We can set a threshold here for attribute filtering.
E.g. setting this to 0.1 would mean that we use the top
10% of attributes as ranked by Information Gain.
undersample = 0
This controls whether to use random undersampling of
instances. Setting it to 0.8 would randomly delete 80%
of the negative instances
prune_instances = 0
This controls whether to prune uninformative instances.
Setting it to 80 would prune 80% of the instances as
ranked by the informativeness of the word token.
Elie takes input documents that are in its own format.
This format adds the gazetteer, POS, orthographic
features etc. To translate a corpus into this format we
use the preprocessCorpus.py command.
This creates a new directory called
./train.preprocessed which contains processed versions
of all the files that were in ./train. This only needs

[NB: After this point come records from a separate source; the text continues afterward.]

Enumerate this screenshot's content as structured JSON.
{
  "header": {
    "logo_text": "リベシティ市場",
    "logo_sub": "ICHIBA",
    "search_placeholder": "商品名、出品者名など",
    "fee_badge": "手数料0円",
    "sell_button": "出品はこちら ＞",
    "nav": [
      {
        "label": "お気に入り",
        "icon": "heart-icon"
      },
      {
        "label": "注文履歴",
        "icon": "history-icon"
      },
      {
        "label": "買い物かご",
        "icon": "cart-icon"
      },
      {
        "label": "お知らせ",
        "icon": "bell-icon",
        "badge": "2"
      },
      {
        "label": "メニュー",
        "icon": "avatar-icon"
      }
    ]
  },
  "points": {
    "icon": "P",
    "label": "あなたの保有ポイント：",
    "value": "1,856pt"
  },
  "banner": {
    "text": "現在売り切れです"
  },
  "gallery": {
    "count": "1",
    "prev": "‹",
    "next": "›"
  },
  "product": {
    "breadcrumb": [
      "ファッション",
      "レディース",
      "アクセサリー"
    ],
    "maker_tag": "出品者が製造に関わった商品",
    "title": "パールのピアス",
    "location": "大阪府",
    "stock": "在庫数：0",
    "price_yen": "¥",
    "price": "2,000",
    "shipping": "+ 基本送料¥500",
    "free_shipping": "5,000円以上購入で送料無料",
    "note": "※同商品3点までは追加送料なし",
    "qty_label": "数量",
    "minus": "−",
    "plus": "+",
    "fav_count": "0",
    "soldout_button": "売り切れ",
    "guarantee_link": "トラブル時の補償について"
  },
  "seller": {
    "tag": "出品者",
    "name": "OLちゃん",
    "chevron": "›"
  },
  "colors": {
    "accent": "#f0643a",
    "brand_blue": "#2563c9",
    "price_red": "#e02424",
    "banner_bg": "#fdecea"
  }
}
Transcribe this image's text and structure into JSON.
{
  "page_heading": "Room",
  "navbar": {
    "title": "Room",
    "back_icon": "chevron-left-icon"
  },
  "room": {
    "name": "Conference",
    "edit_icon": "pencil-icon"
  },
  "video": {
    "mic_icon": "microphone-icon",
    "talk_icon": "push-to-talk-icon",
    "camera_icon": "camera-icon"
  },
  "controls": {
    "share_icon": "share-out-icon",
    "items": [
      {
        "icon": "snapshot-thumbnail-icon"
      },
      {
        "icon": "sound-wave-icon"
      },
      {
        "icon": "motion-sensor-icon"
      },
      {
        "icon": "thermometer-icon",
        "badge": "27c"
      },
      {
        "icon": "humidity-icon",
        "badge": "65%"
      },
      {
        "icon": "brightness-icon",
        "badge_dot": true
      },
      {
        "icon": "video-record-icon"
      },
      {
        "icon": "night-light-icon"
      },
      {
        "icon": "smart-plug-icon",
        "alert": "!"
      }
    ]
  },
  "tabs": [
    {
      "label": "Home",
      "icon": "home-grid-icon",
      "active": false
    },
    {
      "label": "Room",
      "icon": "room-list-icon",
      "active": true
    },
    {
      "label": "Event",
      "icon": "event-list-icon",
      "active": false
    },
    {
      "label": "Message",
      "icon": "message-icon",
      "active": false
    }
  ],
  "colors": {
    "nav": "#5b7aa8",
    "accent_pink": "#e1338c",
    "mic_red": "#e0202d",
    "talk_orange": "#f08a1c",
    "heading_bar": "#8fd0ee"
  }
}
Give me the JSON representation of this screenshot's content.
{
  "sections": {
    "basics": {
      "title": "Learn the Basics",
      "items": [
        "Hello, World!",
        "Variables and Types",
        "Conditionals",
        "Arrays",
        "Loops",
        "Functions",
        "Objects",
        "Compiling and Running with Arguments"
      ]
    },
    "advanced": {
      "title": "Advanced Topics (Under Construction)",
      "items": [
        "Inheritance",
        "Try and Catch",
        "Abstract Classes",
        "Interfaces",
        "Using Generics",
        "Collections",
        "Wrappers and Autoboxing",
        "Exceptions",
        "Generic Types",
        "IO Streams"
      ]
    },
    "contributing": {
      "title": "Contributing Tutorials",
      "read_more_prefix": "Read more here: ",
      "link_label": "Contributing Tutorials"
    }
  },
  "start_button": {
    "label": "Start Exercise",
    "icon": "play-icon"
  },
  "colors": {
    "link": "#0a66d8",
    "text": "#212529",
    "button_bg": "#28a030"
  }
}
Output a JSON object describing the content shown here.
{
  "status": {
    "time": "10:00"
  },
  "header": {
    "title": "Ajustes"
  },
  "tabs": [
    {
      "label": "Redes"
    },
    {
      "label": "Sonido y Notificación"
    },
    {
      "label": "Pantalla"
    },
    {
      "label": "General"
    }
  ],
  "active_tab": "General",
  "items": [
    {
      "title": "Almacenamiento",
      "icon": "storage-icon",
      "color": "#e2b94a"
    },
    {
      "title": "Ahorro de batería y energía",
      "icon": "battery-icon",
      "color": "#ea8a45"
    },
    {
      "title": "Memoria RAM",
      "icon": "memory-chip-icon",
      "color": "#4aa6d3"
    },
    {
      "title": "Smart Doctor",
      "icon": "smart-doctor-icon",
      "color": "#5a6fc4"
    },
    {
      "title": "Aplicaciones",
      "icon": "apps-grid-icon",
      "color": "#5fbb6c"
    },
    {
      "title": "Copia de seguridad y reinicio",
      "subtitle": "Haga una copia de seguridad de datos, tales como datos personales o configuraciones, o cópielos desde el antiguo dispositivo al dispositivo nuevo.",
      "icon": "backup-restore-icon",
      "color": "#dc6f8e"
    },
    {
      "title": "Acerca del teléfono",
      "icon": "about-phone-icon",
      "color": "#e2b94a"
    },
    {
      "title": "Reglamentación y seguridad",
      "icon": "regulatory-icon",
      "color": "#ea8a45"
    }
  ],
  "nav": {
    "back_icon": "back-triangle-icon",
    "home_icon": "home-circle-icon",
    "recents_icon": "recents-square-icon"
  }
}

to be done once per corpus.
evaluation.py -t ./train.preprocessed -T ./test.preprocessed -D ./tmp -f `speaker stime etime location'
This command does a single train-test run using the
files in train.preprocessed for training and the files
in test.preprocessed for testing. The log files are
stored in ./tmp. Four fields are extracted: speaker,
stime, etime, location.
evaluation.py -t ./train.preprocessed -D ./results -n 1 -p 0.8 -f `speaker stime etime location'
This does a single random test/train split. The files
in train.preprocessed are randomly assigned to the
train or test set with 80% of them assigned to the
train set and 20% to the test set. The log files and
the split files are stored in ./results
evaluation.py -t ./train.preprocessed -D ./tmp -s ./tmp/elie.speaker. -f `speaker stime etime location'
In this example we use the -s option to tell Elie to
use predefined train-test splits. The split files
define which files from ./train.preprocessed are
allocated to the train and test sets. The -s option
takes the base of the splitfile name. Splitfile names
end in .split and should be formated as
elie.field.splitnumber.split so the above example
matches all files that match ./tmp/elie.speaker.*.split
evaluation.py -t ./train.preprocessed -D ./tmp -s ./tmp/elie.speaker.[1-5] -f `speaker stime etime location'
We can also add regular expressions to the splitfile
base. The above example matches splitfiles where the
base is elie.speaker. and the split number starts with
1, 2, 3, 4 or 5.
After running the above experiment all the log files
will be stored in ./tmp. Once the experiment is
complete we can use scorer.py to examine the
performance. To view the L1 performance we issue the command:
To view the L2 performance we would use the following command: